● **How to complete this task**: The records beneath should be restated word for word.

-------- Given records

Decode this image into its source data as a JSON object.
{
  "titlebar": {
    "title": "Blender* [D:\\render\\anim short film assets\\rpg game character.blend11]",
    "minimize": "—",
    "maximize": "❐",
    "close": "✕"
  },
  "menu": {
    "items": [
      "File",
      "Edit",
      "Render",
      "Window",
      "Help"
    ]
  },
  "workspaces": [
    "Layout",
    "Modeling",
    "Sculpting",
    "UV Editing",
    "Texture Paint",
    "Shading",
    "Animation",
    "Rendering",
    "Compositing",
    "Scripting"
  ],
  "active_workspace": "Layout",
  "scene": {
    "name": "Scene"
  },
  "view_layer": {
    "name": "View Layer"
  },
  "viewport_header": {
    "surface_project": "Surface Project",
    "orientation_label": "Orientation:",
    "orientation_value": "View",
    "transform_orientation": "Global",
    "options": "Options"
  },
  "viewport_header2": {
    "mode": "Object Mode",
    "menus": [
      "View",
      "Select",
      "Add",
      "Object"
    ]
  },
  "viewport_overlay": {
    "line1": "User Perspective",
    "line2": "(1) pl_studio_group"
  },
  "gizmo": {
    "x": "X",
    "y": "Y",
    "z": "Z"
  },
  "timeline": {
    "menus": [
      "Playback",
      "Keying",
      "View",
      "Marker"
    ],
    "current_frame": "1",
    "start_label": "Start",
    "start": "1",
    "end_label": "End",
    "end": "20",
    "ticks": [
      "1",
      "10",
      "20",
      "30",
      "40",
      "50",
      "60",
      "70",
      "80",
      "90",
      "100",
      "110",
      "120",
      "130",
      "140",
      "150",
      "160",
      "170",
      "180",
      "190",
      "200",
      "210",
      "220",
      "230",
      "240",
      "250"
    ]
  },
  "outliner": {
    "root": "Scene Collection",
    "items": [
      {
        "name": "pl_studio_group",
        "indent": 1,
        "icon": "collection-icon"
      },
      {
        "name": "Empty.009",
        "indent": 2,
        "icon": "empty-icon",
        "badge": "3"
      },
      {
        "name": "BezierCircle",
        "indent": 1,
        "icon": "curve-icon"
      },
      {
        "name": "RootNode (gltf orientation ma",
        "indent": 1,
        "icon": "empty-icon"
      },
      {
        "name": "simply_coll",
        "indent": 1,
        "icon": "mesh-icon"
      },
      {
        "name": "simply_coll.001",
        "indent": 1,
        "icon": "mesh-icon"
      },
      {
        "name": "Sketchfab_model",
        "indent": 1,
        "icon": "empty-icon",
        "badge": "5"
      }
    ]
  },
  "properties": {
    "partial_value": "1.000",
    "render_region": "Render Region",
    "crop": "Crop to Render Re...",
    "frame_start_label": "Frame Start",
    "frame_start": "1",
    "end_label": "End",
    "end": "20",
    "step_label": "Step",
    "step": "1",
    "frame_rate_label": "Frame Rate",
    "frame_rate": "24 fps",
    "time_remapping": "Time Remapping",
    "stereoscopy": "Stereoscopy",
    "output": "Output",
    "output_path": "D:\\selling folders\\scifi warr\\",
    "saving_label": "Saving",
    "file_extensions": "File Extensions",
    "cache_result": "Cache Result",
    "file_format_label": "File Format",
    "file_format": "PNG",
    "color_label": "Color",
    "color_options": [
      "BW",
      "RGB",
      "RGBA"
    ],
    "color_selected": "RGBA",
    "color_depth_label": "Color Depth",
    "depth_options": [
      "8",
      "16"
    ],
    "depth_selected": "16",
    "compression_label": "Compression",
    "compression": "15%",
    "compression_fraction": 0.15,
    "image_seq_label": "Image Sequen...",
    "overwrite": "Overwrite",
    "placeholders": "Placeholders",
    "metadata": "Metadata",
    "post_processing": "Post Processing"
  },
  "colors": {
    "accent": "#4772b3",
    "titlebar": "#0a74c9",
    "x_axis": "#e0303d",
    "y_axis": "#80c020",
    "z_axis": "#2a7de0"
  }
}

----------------

● **Solution to this problem**:
Decode this image into its source data as a JSON object.
{
  "titlebar": {
    "title": "Blender* [D:\\render\\anim short film assets\\rpg game character.blend11]",
    "minimize": "—",
    "maximize": "❐",
    "close": "✕"
  },
  "menu": {
    "items": [
      "File",
      "Edit",
      "Render",
      "Window",
      "Help"
    ]
  },
  "workspaces": [
    "Layout",
    "Modeling",
    "Sculpting",
    "UV Editing",
    "Texture Paint",
    "Shading",
    "Animation",
    "Rendering",
    "Compositing",
    "Scripting"
  ],
  "active_workspace": "Layout",
  "scene": {
    "name": "Scene"
  },
  "view_layer": {
    "name": "View Layer"
  },
  "viewport_header": {
    "surface_project": "Surface Project",
    "orientation_label": "Orientation:",
    "orientation_value": "View",
    "transform_orientation": "Global",
    "options": "Options"
  },
  "viewport_header2": {
    "mode": "Object Mode",
    "menus": [
      "View",
      "Select",
      "Add",
      "Object"
    ]
  },
  "viewport_overlay": {
    "line1": "User Perspective",
    "line2": "(1) pl_studio_group"
  },
  "gizmo": {
    "x": "X",
    "y": "Y",
    "z": "Z"
  },
  "timeline": {
    "menus": [
      "Playback",
      "Keying",
      "View",
      "Marker"
    ],
    "current_frame": "1",
    "start_label": "Start",
    "start": "1",
    "end_label": "End",
    "end": "20",
    "ticks": [
      "1",
      "10",
      "20",
      "30",
      "40",
      "50",
      "60",
      "70",
      "80",
      "90",
      "100",
      "110",
      "120",
      "130",
      "140",
      "150",
      "160",
      "170",
      "180",
      "190",
      "200",
      "210",
      "220",
      "230",
      "240",
      "250"
    ]
  },
  "outliner": {
    "root": "Scene Collection",
    "items": [
      {
        "name": "pl_studio_group",
        "indent": 1,
        "icon": "collection-icon"
      },
      {
        "name": "Empty.009",
        "indent": 2,
        "icon": "empty-icon",
        "badge": "3"
      },
      {
        "name": "BezierCircle",
        "indent": 1,
        "icon": "curve-icon"
      },
      {
        "name": "RootNode (gltf orientation ma",
        "indent": 1,
        "icon": "empty-icon"
      },
      {
        "name": "simply_coll",
        "indent": 1,
        "icon": "mesh-icon"
      },
      {
        "name": "simply_coll.001",
        "indent": 1,
        "icon": "mesh-icon"
      },
      {
        "name": "Sketchfab_model",
        "indent": 1,
        "icon": "empty-icon",
        "badge": "5"
      }
    ]
  },
  "properties": {
    "partial_value": "1.000",
    "render_region": "Render Region",
    "crop": "Crop to Render Re...",
    "frame_start_label": "Frame Start",
    "frame_start": "1",
    "end_label": "End",
    "end": "20",
    "step_label": "Step",
    "step": "1",
    "frame_rate_label": "Frame Rate",
    "frame_rate": "24 fps",
    "time_remapping": "Time Remapping",
    "stereoscopy": "Stereoscopy",
    "output": "Output",
    "output_path": "D:\\selling folders\\scifi warr\\",
    "saving_label": "Saving",
    "file_extensions": "File Extensions",
    "cache_result": "Cache Result",
    "file_format_label": "File Format",
    "file_format": "PNG",
    "color_label": "Color",
    "color_options": [
      "BW",
      "RGB",
      "RGBA"
    ],
    "color_selected": "RGBA",
    "color_depth_label": "Color Depth",
    "depth_options": [
      "8",
      "16"
    ],
    "depth_selected": "16",
    "compression_label": "Compression",
    "compression": "15%",
    "compression_fraction": 0.15,
    "image_seq_label": "Image Sequen...",
    "overwrite": "Overwrite",
    "placeholders": "Placeholders",
    "metadata": "Metadata",
    "post_processing": "Post Processing"
  },
  "colors": {
    "accent": "#4772b3",
    "titlebar": "#0a74c9",
    "x_axis": "#e0303d",
    "y_axis": "#80c020",
    "z_axis": "#2a7de0"
  }
}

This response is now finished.